So, a quick post on current Canadian political events. At least I'll try to keep it quick and not pontificate endlessly...

I have something to say to all these Facebook people who are all in an uproar, creating a gazillion 'Stop the Undemocractic Liberal-NDP-Bloc Quebecois coalition' groups. Um, people? More Canadians voted for the Liberals, Bloc, and NDP than voted for the Conservatives. So a coalition involving these three parties would actually represent more Canadians than the current Conservative government, making it MORE democratic, not less. Sorry to break it to you.

Also, Harper has failed to come up with a budget (he can call it an 'economic update', but its still a mini-budget at least) that all the parties can agree on, and therefore failed to lead. When you have a minority government, you basically HAVE to form some kind of coalition, because without it, you can't get anything passed. The entire last session of Parliament was a series of shifting coalitions voting on everything that got passed. In this case, Harper has introduced a bill that the other parties cannot agree with, and a non-confidence vote is a logical outcome of that. But here's the funny thing about non-confidence votes - they mean that the House, i.e. the representatives that ALL Canadians elected, no longer have confidence in the government. So, if the remaining representatives can agree to cooperate, they have every right to form a new government. That's how the system works under a minority government.
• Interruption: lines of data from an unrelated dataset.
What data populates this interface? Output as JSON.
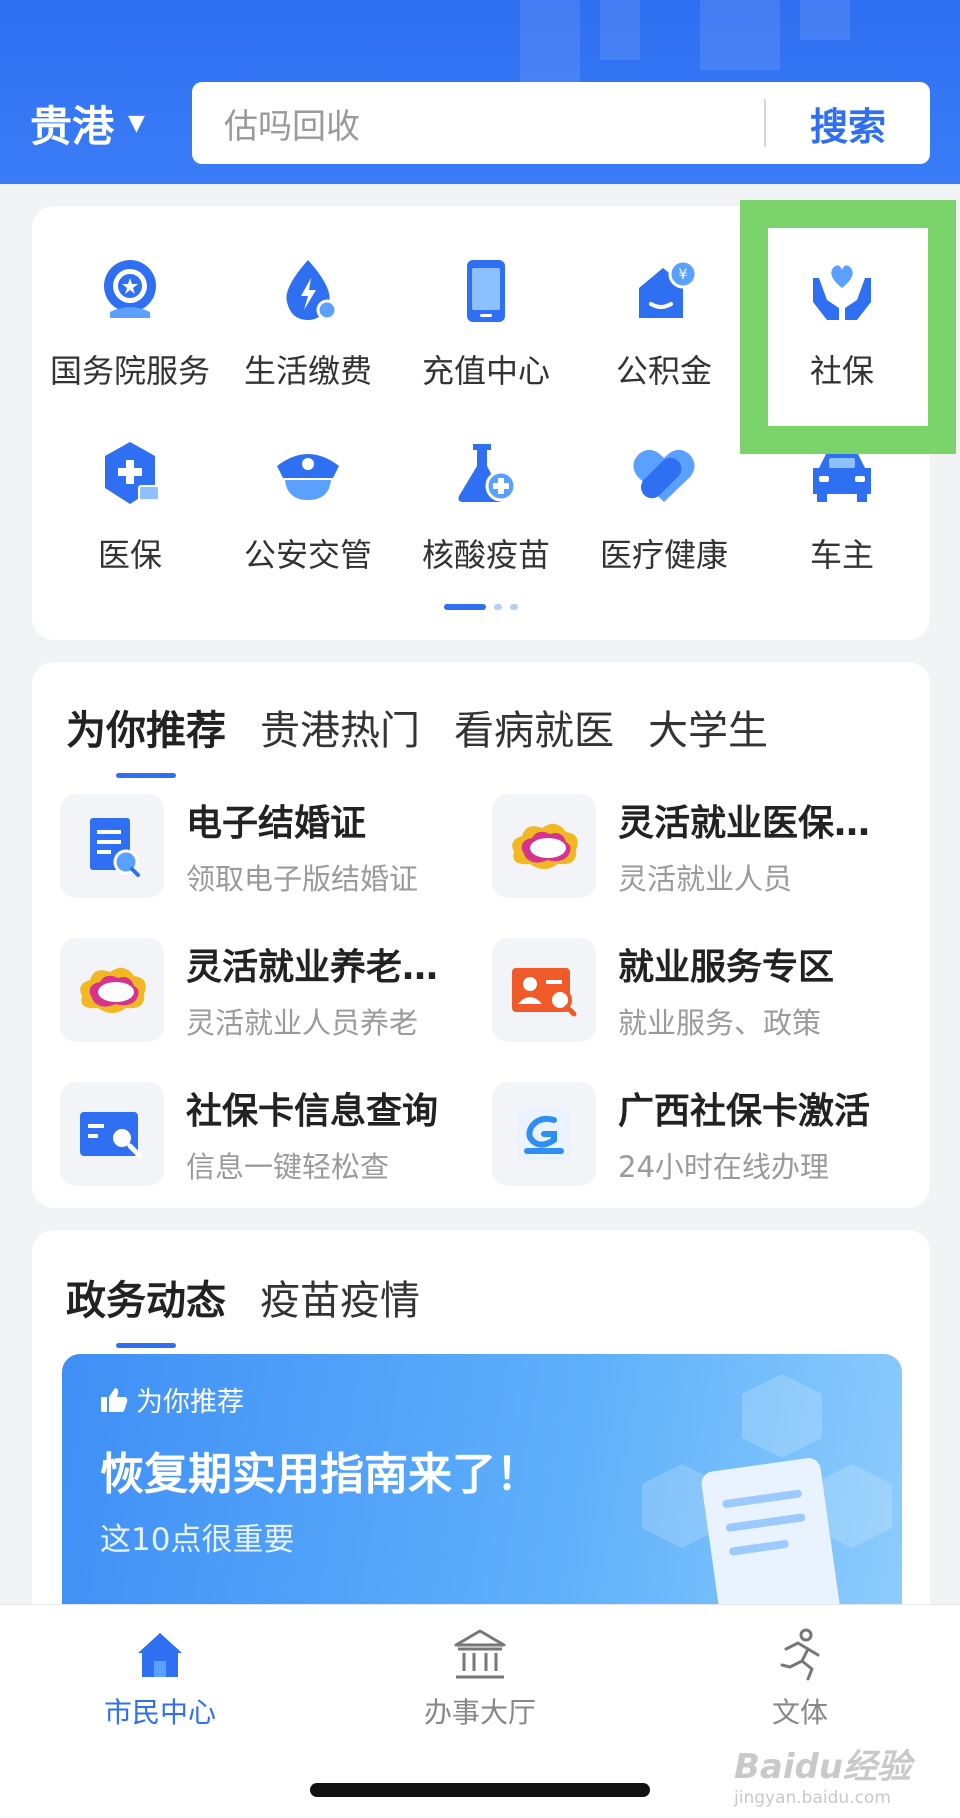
{
  "header": {
    "city": "贵港",
    "search_placeholder": "估吗回收",
    "search_button": "搜索"
  },
  "services": {
    "items": [
      {
        "label": "国务院服务",
        "icon": "state-council-icon"
      },
      {
        "label": "生活缴费",
        "icon": "utility-bill-icon"
      },
      {
        "label": "充值中心",
        "icon": "phone-recharge-icon"
      },
      {
        "label": "公积金",
        "icon": "housing-fund-icon"
      },
      {
        "label": "社保",
        "icon": "social-security-icon"
      },
      {
        "label": "医保",
        "icon": "medical-insurance-icon"
      },
      {
        "label": "公安交管",
        "icon": "police-traffic-icon"
      },
      {
        "label": "核酸疫苗",
        "icon": "nucleic-vaccine-icon"
      },
      {
        "label": "医疗健康",
        "icon": "medical-health-icon"
      },
      {
        "label": "车主",
        "icon": "car-owner-icon"
      }
    ],
    "page_indicator": {
      "pages": 3,
      "current": 1
    }
  },
  "recommend": {
    "tabs": [
      "为你推荐",
      "贵港热门",
      "看病就医",
      "大学生"
    ],
    "active_tab": 0,
    "items": [
      {
        "title": "电子结婚证",
        "subtitle": "领取电子版结婚证",
        "icon": "marriage-certificate-icon"
      },
      {
        "title": "灵活就业医保…",
        "subtitle": "灵活就业人员",
        "icon": "cloud-logo-icon"
      },
      {
        "title": "灵活就业养老…",
        "subtitle": "灵活就业人员养老",
        "icon": "cloud-logo-icon"
      },
      {
        "title": "就业服务专区",
        "subtitle": "就业服务、政策",
        "icon": "employment-card-icon"
      },
      {
        "title": "社保卡信息查询",
        "subtitle": "信息一键轻松查",
        "icon": "card-search-icon"
      },
      {
        "title": "广西社保卡激活",
        "subtitle": "24小时在线办理",
        "icon": "guangxi-social-card-icon"
      }
    ]
  },
  "news": {
    "tabs": [
      "政务动态",
      "疫苗疫情"
    ],
    "active_tab": 0,
    "banner": {
      "tag": "为你推荐",
      "headline": "恢复期实用指南来了！",
      "subtitle": "这10点很重要"
    }
  },
  "bottom_nav": {
    "items": [
      {
        "label": "市民中心",
        "icon": "home-icon",
        "active": true
      },
      {
        "label": "办事大厅",
        "icon": "government-hall-icon",
        "active": false
      },
      {
        "label": "文体",
        "icon": "running-person-icon",
        "active": false
      }
    ]
  },
  "colors": {
    "primary": "#2f6ff2",
    "highlight": "#7bd36c",
    "background": "#f2f3f5"
  },
  "watermark": {
    "text": "Baidu经验",
    "url": "jingyan.baidu.com"
  }
}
And I have to say, I'm enjoying this minority business. I like the fact that no one party can push their agenda through, and that all of the parties have to work a little harder on compromising. I think this state of affairs means that the beliefs of more Canadians are represented. Now, I really don't want another election. As a campaign manager, I'm still recovering from the last one, so I certainly don't want to go back to the polls. But a coalition government, I'm OK with that. If the Liberals, Bloc, and NDP can show of their cooperation skills, more power to them.
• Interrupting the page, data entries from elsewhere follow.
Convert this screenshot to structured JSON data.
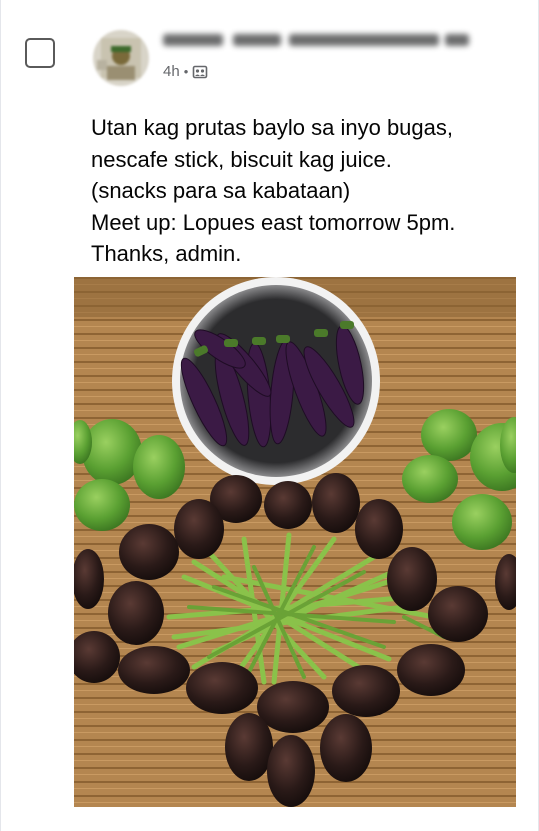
{
  "post": {
    "time": "4h",
    "separator": "•",
    "privacy_icon": "group-privacy-icon",
    "text_lines": [
      "Utan kag prutas baylo sa inyo bugas,",
      "nescafe stick, biscuit kag juice.",
      "(snacks para sa kabataan)",
      "Meet up: Lopues east tomorrow 5pm.",
      "Thanks, admin."
    ],
    "photo_subject": "eggplants in a bowl, green mangoes, avocados and green beans on a bamboo mat"
  },
  "colors": {
    "text": "#050505",
    "meta": "#65676b",
    "mat": "#b48650",
    "avocado": "#2a1a18",
    "mango": "#5aa032",
    "bean": "#8ac24a",
    "eggplant": "#3b1a45"
  }
}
And Facebook people? You might not like the idea, but you've gotta come up with something better than 'undemocratic' to fight it, 'cause baby, this is what democracy's all about.